Task objective
Each line of the records below that holds "automatically" should be copied out.

Data excerpts:

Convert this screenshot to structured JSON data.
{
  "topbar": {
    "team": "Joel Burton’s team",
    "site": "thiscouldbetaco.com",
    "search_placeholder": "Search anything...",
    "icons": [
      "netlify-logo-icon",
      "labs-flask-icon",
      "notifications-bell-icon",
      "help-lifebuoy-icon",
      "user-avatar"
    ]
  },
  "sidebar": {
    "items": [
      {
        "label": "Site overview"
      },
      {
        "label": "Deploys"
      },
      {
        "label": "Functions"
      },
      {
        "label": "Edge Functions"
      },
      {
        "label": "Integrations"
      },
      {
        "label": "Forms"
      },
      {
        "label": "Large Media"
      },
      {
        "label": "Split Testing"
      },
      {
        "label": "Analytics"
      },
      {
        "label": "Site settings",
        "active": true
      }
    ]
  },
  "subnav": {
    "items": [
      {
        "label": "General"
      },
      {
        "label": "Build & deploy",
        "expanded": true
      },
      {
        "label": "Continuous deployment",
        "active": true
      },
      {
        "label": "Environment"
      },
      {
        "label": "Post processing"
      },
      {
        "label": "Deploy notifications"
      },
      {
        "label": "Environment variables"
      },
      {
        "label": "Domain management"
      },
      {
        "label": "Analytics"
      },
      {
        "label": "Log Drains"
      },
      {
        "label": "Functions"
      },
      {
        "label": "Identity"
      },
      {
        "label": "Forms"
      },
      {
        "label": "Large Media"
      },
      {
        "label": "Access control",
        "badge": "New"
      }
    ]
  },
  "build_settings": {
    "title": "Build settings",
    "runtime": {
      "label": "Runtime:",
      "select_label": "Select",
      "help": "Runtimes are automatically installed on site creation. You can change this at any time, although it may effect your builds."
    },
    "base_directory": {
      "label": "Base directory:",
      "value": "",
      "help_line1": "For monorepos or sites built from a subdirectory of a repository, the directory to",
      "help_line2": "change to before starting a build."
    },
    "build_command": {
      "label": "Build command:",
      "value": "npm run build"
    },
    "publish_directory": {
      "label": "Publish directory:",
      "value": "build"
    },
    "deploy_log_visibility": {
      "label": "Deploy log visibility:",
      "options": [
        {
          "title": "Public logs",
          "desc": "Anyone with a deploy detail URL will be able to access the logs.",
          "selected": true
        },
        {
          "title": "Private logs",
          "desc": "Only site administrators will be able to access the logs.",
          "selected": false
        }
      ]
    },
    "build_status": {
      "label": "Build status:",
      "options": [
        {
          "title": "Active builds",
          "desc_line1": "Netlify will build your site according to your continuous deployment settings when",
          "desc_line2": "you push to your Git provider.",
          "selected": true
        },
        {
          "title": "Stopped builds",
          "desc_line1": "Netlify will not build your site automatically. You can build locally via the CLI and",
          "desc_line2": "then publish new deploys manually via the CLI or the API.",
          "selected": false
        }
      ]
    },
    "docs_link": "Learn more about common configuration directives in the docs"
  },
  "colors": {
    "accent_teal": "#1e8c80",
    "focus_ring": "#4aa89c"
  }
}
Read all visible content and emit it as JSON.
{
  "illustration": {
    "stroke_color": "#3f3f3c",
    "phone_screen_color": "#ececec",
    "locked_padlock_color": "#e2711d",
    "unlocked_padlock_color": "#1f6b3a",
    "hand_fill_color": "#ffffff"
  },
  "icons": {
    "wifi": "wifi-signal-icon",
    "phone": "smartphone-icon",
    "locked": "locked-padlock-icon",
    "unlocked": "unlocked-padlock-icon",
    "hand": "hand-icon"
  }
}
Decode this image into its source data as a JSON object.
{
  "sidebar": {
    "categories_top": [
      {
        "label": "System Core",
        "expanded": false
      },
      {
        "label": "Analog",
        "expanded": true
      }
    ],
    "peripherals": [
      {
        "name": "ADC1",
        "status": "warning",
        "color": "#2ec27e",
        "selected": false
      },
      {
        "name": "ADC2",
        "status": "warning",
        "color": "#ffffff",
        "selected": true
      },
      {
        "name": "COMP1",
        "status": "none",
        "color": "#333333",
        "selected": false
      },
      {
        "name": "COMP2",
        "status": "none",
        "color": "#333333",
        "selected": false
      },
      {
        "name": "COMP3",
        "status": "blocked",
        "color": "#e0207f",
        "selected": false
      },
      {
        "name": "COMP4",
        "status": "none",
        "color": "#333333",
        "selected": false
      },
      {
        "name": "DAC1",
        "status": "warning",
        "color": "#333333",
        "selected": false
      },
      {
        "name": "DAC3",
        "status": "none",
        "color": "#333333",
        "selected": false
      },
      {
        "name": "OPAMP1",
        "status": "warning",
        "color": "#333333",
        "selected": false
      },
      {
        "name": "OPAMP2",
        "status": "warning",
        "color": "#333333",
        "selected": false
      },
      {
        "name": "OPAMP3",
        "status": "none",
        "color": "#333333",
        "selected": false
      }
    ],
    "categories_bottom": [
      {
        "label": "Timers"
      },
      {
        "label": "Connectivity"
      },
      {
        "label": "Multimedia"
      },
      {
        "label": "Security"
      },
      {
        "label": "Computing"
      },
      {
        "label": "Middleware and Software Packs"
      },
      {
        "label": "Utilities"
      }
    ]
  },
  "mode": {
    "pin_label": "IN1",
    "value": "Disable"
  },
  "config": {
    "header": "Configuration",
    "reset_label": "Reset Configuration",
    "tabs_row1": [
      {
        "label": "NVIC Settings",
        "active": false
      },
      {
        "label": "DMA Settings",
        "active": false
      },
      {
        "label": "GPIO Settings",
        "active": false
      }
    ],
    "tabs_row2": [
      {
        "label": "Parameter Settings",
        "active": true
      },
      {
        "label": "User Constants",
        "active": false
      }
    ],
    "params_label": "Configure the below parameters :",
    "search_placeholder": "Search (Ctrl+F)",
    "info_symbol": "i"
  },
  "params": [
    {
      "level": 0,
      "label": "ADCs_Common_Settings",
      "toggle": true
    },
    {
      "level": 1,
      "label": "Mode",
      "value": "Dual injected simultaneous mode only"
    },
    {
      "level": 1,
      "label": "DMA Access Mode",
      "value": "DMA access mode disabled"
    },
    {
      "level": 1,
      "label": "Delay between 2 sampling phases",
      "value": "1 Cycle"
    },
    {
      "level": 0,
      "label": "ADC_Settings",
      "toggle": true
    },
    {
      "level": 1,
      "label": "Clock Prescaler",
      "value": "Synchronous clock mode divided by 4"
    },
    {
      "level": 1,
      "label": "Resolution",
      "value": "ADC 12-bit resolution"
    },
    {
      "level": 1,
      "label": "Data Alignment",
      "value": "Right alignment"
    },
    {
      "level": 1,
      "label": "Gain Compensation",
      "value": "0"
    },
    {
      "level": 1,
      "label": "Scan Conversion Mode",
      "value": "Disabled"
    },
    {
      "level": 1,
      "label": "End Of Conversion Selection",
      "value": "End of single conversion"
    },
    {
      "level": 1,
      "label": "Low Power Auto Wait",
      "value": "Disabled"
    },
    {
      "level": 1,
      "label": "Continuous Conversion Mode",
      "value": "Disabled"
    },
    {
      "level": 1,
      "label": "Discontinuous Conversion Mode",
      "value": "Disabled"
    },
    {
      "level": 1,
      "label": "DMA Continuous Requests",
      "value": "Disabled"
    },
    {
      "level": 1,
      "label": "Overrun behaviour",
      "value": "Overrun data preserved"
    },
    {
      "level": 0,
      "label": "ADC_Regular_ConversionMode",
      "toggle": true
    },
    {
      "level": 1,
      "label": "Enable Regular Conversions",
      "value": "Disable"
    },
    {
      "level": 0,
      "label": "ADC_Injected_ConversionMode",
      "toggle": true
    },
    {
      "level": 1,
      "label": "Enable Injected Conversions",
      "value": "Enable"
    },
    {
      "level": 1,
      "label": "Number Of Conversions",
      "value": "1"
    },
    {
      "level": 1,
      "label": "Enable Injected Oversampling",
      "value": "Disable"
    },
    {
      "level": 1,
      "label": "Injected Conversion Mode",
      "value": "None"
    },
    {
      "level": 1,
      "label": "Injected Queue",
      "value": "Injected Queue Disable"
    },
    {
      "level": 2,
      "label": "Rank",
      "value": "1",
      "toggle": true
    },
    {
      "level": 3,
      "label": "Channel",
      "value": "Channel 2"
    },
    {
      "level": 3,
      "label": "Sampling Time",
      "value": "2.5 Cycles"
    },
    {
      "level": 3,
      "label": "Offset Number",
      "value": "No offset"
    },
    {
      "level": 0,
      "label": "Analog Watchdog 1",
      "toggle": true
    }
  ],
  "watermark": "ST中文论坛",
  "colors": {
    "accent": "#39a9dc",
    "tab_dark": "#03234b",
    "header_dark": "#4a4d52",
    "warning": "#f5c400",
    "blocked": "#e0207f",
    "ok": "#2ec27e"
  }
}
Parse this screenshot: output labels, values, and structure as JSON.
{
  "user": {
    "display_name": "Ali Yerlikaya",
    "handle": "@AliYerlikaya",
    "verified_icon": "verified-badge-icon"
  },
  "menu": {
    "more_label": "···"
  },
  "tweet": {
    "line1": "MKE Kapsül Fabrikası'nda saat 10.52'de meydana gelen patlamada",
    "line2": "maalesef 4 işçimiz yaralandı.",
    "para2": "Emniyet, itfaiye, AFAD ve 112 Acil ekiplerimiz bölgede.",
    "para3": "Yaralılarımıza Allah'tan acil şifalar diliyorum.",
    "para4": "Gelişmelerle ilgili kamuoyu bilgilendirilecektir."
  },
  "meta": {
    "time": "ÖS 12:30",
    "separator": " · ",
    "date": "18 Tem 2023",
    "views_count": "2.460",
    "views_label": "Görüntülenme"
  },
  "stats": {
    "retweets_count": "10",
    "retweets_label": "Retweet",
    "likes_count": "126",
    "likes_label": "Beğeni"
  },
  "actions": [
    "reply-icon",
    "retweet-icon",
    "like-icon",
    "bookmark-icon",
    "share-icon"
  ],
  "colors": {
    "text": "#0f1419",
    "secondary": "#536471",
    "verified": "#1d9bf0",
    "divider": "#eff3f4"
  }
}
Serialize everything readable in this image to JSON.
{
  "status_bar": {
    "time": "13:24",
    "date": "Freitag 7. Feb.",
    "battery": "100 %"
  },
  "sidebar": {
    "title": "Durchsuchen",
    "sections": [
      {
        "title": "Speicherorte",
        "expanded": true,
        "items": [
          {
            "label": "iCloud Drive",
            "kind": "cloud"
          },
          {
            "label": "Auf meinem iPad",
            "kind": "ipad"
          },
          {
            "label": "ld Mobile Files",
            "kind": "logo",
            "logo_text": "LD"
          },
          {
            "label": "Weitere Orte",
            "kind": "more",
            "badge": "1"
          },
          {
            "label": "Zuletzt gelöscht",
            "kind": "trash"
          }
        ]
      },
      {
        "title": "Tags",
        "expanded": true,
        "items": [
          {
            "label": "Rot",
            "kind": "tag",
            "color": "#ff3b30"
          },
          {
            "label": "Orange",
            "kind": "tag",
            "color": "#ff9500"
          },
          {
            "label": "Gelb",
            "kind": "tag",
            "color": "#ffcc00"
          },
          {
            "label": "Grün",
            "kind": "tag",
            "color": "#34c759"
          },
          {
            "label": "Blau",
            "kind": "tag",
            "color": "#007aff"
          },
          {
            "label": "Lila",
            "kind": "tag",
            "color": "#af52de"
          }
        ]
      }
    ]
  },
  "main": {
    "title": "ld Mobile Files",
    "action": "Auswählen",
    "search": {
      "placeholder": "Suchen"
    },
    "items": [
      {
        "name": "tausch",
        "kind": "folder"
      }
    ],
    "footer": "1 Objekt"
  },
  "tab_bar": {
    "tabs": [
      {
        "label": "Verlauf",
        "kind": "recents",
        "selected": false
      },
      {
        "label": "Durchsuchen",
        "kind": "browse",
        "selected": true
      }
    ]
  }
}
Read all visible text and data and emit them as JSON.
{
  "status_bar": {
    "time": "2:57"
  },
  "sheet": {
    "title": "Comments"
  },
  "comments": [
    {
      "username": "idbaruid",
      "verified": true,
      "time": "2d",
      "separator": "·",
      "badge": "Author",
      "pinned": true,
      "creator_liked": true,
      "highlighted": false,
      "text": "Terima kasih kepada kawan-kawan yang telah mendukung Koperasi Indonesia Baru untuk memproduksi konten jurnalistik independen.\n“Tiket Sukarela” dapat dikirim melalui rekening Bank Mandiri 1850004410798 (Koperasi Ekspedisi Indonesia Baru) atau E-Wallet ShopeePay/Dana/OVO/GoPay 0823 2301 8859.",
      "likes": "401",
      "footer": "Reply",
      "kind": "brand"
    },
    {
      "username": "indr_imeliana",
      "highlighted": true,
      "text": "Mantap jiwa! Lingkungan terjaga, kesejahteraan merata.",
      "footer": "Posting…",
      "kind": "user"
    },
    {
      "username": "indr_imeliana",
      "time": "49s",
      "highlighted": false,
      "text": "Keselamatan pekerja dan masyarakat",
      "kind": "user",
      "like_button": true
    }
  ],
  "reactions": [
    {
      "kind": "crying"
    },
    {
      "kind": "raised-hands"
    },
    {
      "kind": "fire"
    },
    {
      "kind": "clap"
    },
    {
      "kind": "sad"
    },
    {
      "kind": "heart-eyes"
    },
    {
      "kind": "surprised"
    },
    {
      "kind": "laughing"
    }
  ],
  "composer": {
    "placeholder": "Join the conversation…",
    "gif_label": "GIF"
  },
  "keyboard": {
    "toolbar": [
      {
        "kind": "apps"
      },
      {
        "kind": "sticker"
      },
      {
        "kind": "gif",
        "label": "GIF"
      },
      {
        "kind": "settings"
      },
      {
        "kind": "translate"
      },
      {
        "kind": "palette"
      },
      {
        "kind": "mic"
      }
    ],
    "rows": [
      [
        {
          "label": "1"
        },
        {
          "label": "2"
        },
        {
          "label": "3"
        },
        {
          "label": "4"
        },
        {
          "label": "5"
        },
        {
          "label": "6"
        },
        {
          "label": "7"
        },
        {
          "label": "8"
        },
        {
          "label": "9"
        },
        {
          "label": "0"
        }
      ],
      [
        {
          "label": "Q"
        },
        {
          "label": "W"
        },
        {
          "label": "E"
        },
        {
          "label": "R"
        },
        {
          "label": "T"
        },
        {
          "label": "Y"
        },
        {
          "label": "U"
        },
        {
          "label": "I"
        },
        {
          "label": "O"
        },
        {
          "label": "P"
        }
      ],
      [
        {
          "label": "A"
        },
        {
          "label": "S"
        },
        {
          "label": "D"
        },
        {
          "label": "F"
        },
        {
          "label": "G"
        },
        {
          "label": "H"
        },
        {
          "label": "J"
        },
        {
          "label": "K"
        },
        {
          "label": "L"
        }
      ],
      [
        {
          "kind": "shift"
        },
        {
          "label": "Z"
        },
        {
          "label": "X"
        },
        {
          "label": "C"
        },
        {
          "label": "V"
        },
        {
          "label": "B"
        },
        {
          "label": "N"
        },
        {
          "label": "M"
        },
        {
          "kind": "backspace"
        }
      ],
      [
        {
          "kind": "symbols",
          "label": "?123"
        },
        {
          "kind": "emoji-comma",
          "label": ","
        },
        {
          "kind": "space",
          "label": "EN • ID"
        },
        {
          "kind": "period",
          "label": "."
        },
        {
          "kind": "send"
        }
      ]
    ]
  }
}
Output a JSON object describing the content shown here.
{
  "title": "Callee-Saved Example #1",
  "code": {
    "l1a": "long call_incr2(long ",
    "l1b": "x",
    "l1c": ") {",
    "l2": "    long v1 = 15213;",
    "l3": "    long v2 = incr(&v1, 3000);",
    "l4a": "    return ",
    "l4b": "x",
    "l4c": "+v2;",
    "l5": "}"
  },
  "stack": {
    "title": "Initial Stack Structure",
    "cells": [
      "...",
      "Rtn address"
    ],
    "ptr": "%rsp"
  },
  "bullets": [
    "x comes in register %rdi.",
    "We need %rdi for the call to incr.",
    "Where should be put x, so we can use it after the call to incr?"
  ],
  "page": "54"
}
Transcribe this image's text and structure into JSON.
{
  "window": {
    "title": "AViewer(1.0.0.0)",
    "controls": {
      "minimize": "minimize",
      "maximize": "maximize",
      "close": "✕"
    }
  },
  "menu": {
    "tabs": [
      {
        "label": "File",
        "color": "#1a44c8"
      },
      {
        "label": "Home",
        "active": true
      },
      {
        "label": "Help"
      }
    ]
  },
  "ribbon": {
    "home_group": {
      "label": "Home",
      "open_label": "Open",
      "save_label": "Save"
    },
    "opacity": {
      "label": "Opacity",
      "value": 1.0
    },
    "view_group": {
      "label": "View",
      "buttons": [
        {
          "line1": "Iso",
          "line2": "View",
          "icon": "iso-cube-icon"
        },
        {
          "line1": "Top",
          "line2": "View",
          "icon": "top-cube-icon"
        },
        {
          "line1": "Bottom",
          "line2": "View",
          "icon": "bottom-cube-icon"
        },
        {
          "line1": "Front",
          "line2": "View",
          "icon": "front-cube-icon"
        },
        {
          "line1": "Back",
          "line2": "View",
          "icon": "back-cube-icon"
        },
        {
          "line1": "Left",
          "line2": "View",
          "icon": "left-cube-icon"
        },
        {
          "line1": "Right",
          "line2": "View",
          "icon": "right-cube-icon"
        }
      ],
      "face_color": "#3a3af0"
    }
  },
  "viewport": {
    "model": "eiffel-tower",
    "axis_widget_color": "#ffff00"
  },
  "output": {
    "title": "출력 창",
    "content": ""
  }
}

Output of the task
      "help": "Runtimes are automatically installed on site creation. You can change this at any time, although it may effect your builds."
          "desc_line1": "Netlify will not build your site automatically. You can build locally via the CLI and",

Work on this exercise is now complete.